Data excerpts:
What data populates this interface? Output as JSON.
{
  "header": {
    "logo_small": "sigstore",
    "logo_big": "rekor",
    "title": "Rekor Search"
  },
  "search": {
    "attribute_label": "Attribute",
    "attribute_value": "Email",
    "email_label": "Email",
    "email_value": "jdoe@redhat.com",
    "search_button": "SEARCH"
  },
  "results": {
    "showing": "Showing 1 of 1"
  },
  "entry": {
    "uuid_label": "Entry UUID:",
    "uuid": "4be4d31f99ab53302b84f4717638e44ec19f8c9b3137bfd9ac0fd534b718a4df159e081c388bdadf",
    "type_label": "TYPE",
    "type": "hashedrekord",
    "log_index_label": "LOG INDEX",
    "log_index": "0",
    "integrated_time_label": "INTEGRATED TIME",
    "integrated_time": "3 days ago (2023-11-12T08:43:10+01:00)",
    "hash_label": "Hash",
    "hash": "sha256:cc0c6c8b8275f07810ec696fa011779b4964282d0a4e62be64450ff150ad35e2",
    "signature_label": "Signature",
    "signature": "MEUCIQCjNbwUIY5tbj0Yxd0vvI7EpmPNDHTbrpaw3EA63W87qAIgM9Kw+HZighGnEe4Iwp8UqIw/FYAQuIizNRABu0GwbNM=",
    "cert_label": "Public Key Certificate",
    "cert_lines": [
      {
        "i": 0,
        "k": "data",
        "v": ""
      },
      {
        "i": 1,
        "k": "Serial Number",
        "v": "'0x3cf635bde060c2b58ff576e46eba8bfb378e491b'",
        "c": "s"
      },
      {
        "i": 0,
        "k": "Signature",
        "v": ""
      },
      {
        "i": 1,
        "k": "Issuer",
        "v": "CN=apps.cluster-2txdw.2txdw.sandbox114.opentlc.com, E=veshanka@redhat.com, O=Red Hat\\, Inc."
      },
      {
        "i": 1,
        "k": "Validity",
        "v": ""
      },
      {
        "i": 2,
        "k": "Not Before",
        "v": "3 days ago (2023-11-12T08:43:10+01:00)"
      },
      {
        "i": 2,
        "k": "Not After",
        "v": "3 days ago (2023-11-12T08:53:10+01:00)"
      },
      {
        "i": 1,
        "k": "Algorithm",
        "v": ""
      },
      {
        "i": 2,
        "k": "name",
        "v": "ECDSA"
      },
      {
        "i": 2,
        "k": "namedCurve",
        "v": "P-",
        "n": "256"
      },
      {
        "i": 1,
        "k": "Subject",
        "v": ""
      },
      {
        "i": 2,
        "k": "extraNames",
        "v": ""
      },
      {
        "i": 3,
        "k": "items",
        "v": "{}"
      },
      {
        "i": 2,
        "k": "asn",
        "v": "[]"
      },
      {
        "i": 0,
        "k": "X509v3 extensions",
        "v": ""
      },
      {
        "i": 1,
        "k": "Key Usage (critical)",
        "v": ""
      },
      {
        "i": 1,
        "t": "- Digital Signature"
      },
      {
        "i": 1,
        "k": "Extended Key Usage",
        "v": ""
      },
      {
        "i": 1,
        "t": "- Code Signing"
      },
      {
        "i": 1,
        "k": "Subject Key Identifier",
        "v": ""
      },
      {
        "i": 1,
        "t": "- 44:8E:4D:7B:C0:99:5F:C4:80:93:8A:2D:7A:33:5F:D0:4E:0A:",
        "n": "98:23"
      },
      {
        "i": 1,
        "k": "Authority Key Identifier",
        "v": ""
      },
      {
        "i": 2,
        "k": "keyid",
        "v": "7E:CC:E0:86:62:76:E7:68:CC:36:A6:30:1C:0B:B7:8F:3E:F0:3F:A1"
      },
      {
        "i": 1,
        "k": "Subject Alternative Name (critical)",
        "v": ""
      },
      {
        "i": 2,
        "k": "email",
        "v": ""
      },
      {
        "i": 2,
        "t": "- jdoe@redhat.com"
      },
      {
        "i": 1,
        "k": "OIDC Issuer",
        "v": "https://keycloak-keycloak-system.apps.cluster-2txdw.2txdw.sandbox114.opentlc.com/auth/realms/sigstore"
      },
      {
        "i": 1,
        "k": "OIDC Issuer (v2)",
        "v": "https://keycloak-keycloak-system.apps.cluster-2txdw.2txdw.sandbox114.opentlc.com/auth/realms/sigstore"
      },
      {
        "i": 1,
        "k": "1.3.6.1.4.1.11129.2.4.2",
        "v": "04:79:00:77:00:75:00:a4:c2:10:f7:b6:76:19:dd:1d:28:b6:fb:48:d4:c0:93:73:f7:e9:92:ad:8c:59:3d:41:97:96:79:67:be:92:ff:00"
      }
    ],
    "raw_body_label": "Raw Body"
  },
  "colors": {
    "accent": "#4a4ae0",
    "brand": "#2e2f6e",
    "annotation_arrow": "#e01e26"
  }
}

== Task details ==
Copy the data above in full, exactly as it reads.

== Exercise answer ==
What data populates this interface? Output as JSON.
{
  "header": {
    "logo_small": "sigstore",
    "logo_big": "rekor",
    "title": "Rekor Search"
  },
  "search": {
    "attribute_label": "Attribute",
    "attribute_value": "Email",
    "email_label": "Email",
    "email_value": "jdoe@redhat.com",
    "search_button": "SEARCH"
  },
  "results": {
    "showing": "Showing 1 of 1"
  },
  "entry": {
    "uuid_label": "Entry UUID:",
    "uuid": "4be4d31f99ab53302b84f4717638e44ec19f8c9b3137bfd9ac0fd534b718a4df159e081c388bdadf",
    "type_label": "TYPE",
    "type": "hashedrekord",
    "log_index_label": "LOG INDEX",
    "log_index": "0",
    "integrated_time_label": "INTEGRATED TIME",
    "integrated_time": "3 days ago (2023-11-12T08:43:10+01:00)",
    "hash_label": "Hash",
    "hash": "sha256:cc0c6c8b8275f07810ec696fa011779b4964282d0a4e62be64450ff150ad35e2",
    "signature_label": "Signature",
    "signature": "MEUCIQCjNbwUIY5tbj0Yxd0vvI7EpmPNDHTbrpaw3EA63W87qAIgM9Kw+HZighGnEe4Iwp8UqIw/FYAQuIizNRABu0GwbNM=",
    "cert_label": "Public Key Certificate",
    "cert_lines": [
      {
        "i": 0,
        "k": "data",
        "v": ""
      },
      {
        "i": 1,
        "k": "Serial Number",
        "v": "'0x3cf635bde060c2b58ff576e46eba8bfb378e491b'",
        "c": "s"
      },
      {
        "i": 0,
        "k": "Signature",
        "v": ""
      },
      {
        "i": 1,
        "k": "Issuer",
        "v": "CN=apps.cluster-2txdw.2txdw.sandbox114.opentlc.com, E=veshanka@redhat.com, O=Red Hat\\, Inc."
      },
      {
        "i": 1,
        "k": "Validity",
        "v": ""
      },
      {
        "i": 2,
        "k": "Not Before",
        "v": "3 days ago (2023-11-12T08:43:10+01:00)"
      },
      {
        "i": 2,
        "k": "Not After",
        "v": "3 days ago (2023-11-12T08:53:10+01:00)"
      },
      {
        "i": 1,
        "k": "Algorithm",
        "v": ""
      },
      {
        "i": 2,
        "k": "name",
        "v": "ECDSA"
      },
      {
        "i": 2,
        "k": "namedCurve",
        "v": "P-",
        "n": "256"
      },
      {
        "i": 1,
        "k": "Subject",
        "v": ""
      },
      {
        "i": 2,
        "k": "extraNames",
        "v": ""
      },
      {
        "i": 3,
        "k": "items",
        "v": "{}"
      },
      {
        "i": 2,
        "k": "asn",
        "v": "[]"
      },
      {
        "i": 0,
        "k": "X509v3 extensions",
        "v": ""
      },
      {
        "i": 1,
        "k": "Key Usage (critical)",
        "v": ""
      },
      {
        "i": 1,
        "t": "- Digital Signature"
      },
      {
        "i": 1,
        "k": "Extended Key Usage",
        "v": ""
      },
      {
        "i": 1,
        "t": "- Code Signing"
      },
      {
        "i": 1,
        "k": "Subject Key Identifier",
        "v": ""
      },
      {
        "i": 1,
        "t": "- 44:8E:4D:7B:C0:99:5F:C4:80:93:8A:2D:7A:33:5F:D0:4E:0A:",
        "n": "98:23"
      },
      {
        "i": 1,
        "k": "Authority Key Identifier",
        "v": ""
      },
      {
        "i": 2,
        "k": "keyid",
        "v": "7E:CC:E0:86:62:76:E7:68:CC:36:A6:30:1C:0B:B7:8F:3E:F0:3F:A1"
      },
      {
        "i": 1,
        "k": "Subject Alternative Name (critical)",
        "v": ""
      },
      {
        "i": 2,
        "k": "email",
        "v": ""
      },
      {
        "i": 2,
        "t": "- jdoe@redhat.com"
      },
      {
        "i": 1,
        "k": "OIDC Issuer",
        "v": "https://keycloak-keycloak-system.apps.cluster-2txdw.2txdw.sandbox114.opentlc.com/auth/realms/sigstore"
      },
      {
        "i": 1,
        "k": "OIDC Issuer (v2)",
        "v": "https://keycloak-keycloak-system.apps.cluster-2txdw.2txdw.sandbox114.opentlc.com/auth/realms/sigstore"
      },
      {
        "i": 1,
        "k": "1.3.6.1.4.1.11129.2.4.2",
        "v": "04:79:00:77:00:75:00:a4:c2:10:f7:b6:76:19:dd:1d:28:b6:fb:48:d4:c0:93:73:f7:e9:92:ad:8c:59:3d:41:97:96:79:67:be:92:ff:00"
      }
    ],
    "raw_body_label": "Raw Body"
  },
  "colors": {
    "accent": "#4a4ae0",
    "brand": "#2e2f6e",
    "annotation_arrow": "#e01e26"
  }
}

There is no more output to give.